[Exercise inputs Boundary: Start]

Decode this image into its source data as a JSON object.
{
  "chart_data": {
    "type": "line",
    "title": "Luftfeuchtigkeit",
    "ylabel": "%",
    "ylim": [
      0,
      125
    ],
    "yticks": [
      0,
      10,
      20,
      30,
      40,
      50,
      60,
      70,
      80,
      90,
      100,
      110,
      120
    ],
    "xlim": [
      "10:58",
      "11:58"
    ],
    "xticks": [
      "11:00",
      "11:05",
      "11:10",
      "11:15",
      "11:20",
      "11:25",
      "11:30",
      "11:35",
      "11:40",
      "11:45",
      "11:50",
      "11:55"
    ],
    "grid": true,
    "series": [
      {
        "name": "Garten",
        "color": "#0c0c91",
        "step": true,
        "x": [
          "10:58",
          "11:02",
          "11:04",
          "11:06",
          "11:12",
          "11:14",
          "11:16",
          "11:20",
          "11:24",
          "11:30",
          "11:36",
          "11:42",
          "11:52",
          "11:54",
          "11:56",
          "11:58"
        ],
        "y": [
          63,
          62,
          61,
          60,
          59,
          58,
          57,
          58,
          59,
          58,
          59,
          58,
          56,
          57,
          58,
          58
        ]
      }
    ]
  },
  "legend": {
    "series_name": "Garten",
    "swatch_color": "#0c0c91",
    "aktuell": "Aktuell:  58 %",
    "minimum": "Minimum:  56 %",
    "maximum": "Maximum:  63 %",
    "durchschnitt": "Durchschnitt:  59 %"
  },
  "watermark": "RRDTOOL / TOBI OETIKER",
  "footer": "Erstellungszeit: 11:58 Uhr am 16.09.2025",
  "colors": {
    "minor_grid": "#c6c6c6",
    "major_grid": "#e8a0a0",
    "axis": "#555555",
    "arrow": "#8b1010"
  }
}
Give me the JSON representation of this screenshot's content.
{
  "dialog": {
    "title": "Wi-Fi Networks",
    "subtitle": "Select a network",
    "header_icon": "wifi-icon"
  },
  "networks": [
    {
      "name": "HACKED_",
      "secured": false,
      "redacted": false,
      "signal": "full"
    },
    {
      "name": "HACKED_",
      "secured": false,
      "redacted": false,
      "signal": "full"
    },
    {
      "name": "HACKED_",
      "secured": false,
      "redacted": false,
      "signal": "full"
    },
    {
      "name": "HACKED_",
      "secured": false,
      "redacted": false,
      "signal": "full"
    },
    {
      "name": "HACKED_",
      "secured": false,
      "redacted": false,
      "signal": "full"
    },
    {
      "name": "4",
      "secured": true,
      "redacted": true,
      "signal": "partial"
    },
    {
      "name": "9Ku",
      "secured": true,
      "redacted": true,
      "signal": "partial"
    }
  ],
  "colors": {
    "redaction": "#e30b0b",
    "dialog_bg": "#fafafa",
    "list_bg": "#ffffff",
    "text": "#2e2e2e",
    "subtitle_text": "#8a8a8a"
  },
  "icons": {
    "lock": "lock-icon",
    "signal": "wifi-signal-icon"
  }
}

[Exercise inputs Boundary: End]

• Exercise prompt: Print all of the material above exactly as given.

• Solution:
Decode this image into its source data as a JSON object.
{
  "chart_data": {
    "type": "line",
    "title": "Luftfeuchtigkeit",
    "ylabel": "%",
    "ylim": [
      0,
      125
    ],
    "yticks": [
      0,
      10,
      20,
      30,
      40,
      50,
      60,
      70,
      80,
      90,
      100,
      110,
      120
    ],
    "xlim": [
      "10:58",
      "11:58"
    ],
    "xticks": [
      "11:00",
      "11:05",
      "11:10",
      "11:15",
      "11:20",
      "11:25",
      "11:30",
      "11:35",
      "11:40",
      "11:45",
      "11:50",
      "11:55"
    ],
    "grid": true,
    "series": [
      {
        "name": "Garten",
        "color": "#0c0c91",
        "step": true,
        "x": [
          "10:58",
          "11:02",
          "11:04",
          "11:06",
          "11:12",
          "11:14",
          "11:16",
          "11:20",
          "11:24",
          "11:30",
          "11:36",
          "11:42",
          "11:52",
          "11:54",
          "11:56",
          "11:58"
        ],
        "y": [
          63,
          62,
          61,
          60,
          59,
          58,
          57,
          58,
          59,
          58,
          59,
          58,
          56,
          57,
          58,
          58
        ]
      }
    ]
  },
  "legend": {
    "series_name": "Garten",
    "swatch_color": "#0c0c91",
    "aktuell": "Aktuell:  58 %",
    "minimum": "Minimum:  56 %",
    "maximum": "Maximum:  63 %",
    "durchschnitt": "Durchschnitt:  59 %"
  },
  "watermark": "RRDTOOL / TOBI OETIKER",
  "footer": "Erstellungszeit: 11:58 Uhr am 16.09.2025",
  "colors": {
    "minor_grid": "#c6c6c6",
    "major_grid": "#e8a0a0",
    "axis": "#555555",
    "arrow": "#8b1010"
  }
}
Give me the JSON representation of this screenshot's content.
{
  "dialog": {
    "title": "Wi-Fi Networks",
    "subtitle": "Select a network",
    "header_icon": "wifi-icon"
  },
  "networks": [
    {
      "name": "HACKED_",
      "secured": false,
      "redacted": false,
      "signal": "full"
    },
    {
      "name": "HACKED_",
      "secured": false,
      "redacted": false,
      "signal": "full"
    },
    {
      "name": "HACKED_",
      "secured": false,
      "redacted": false,
      "signal": "full"
    },
    {
      "name": "HACKED_",
      "secured": false,
      "redacted": false,
      "signal": "full"
    },
    {
      "name": "HACKED_",
      "secured": false,
      "redacted": false,
      "signal": "full"
    },
    {
      "name": "4",
      "secured": true,
      "redacted": true,
      "signal": "partial"
    },
    {
      "name": "9Ku",
      "secured": true,
      "redacted": true,
      "signal": "partial"
    }
  ],
  "colors": {
    "redaction": "#e30b0b",
    "dialog_bg": "#fafafa",
    "list_bg": "#ffffff",
    "text": "#2e2e2e",
    "subtitle_text": "#8a8a8a"
  },
  "icons": {
    "lock": "lock-icon",
    "signal": "wifi-signal-icon"
  }
}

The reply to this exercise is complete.